TASK OBJECTIVE -> The entries shown next need to be written again word for word.

Start of RECORDS FOR THE EXERCISE

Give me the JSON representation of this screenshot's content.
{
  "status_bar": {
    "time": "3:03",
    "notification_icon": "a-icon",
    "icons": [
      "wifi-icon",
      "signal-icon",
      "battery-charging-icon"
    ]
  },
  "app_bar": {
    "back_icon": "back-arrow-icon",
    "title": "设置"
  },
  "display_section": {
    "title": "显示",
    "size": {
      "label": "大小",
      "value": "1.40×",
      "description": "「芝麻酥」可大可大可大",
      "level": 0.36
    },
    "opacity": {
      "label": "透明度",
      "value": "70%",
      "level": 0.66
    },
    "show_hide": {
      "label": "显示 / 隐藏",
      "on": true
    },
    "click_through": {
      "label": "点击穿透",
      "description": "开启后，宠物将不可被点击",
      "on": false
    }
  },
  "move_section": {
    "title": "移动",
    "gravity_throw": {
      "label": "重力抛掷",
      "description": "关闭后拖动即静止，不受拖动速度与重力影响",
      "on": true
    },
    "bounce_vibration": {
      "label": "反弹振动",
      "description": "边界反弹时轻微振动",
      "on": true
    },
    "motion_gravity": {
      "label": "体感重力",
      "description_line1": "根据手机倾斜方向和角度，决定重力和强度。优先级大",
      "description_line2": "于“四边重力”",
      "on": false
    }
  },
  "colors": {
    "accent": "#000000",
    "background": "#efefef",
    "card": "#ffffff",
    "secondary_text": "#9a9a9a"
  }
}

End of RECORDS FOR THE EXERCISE

TASK RESPONSE ->
Give me the JSON representation of this screenshot's content.
{
  "status_bar": {
    "time": "3:03",
    "notification_icon": "a-icon",
    "icons": [
      "wifi-icon",
      "signal-icon",
      "battery-charging-icon"
    ]
  },
  "app_bar": {
    "back_icon": "back-arrow-icon",
    "title": "设置"
  },
  "display_section": {
    "title": "显示",
    "size": {
      "label": "大小",
      "value": "1.40×",
      "description": "「芝麻酥」可大可大可大",
      "level": 0.36
    },
    "opacity": {
      "label": "透明度",
      "value": "70%",
      "level": 0.66
    },
    "show_hide": {
      "label": "显示 / 隐藏",
      "on": true
    },
    "click_through": {
      "label": "点击穿透",
      "description": "开启后，宠物将不可被点击",
      "on": false
    }
  },
  "move_section": {
    "title": "移动",
    "gravity_throw": {
      "label": "重力抛掷",
      "description": "关闭后拖动即静止，不受拖动速度与重力影响",
      "on": true
    },
    "bounce_vibration": {
      "label": "反弹振动",
      "description": "边界反弹时轻微振动",
      "on": true
    },
    "motion_gravity": {
      "label": "体感重力",
      "description_line1": "根据手机倾斜方向和角度，决定重力和强度。优先级大",
      "description_line2": "于“四边重力”",
      "on": false
    }
  },
  "colors": {
    "accent": "#000000",
    "background": "#efefef",
    "card": "#ffffff",
    "secondary_text": "#9a9a9a"
  }
}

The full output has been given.